*Your assignment:* In the data beneath this task, how many lines contain "kind"? Answer with the number only.

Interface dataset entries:
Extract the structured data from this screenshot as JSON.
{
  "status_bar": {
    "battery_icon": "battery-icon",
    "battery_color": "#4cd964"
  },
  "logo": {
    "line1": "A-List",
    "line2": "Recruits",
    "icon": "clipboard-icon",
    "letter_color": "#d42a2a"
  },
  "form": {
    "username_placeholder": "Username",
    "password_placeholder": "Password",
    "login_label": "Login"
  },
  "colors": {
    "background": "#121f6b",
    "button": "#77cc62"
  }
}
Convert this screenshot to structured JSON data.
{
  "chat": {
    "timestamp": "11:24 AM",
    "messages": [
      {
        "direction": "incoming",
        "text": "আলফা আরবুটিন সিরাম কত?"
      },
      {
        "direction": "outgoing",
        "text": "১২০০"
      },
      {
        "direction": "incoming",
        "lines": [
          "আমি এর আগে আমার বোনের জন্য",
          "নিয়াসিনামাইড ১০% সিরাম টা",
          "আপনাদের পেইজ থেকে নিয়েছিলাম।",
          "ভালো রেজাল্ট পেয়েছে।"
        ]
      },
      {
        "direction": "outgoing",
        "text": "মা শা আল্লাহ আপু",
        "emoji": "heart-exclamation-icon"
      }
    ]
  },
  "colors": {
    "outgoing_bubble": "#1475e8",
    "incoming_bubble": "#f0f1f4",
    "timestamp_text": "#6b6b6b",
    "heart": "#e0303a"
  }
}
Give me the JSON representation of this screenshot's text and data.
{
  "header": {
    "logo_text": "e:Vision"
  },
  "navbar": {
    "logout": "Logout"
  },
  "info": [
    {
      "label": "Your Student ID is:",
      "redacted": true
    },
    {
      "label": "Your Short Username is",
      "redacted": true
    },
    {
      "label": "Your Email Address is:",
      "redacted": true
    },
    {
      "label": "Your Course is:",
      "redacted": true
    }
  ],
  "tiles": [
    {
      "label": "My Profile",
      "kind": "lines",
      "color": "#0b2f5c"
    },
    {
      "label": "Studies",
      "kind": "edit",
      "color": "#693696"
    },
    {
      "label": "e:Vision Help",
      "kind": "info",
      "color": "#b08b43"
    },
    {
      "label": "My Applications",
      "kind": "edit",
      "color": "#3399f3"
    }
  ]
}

*Output below:* 4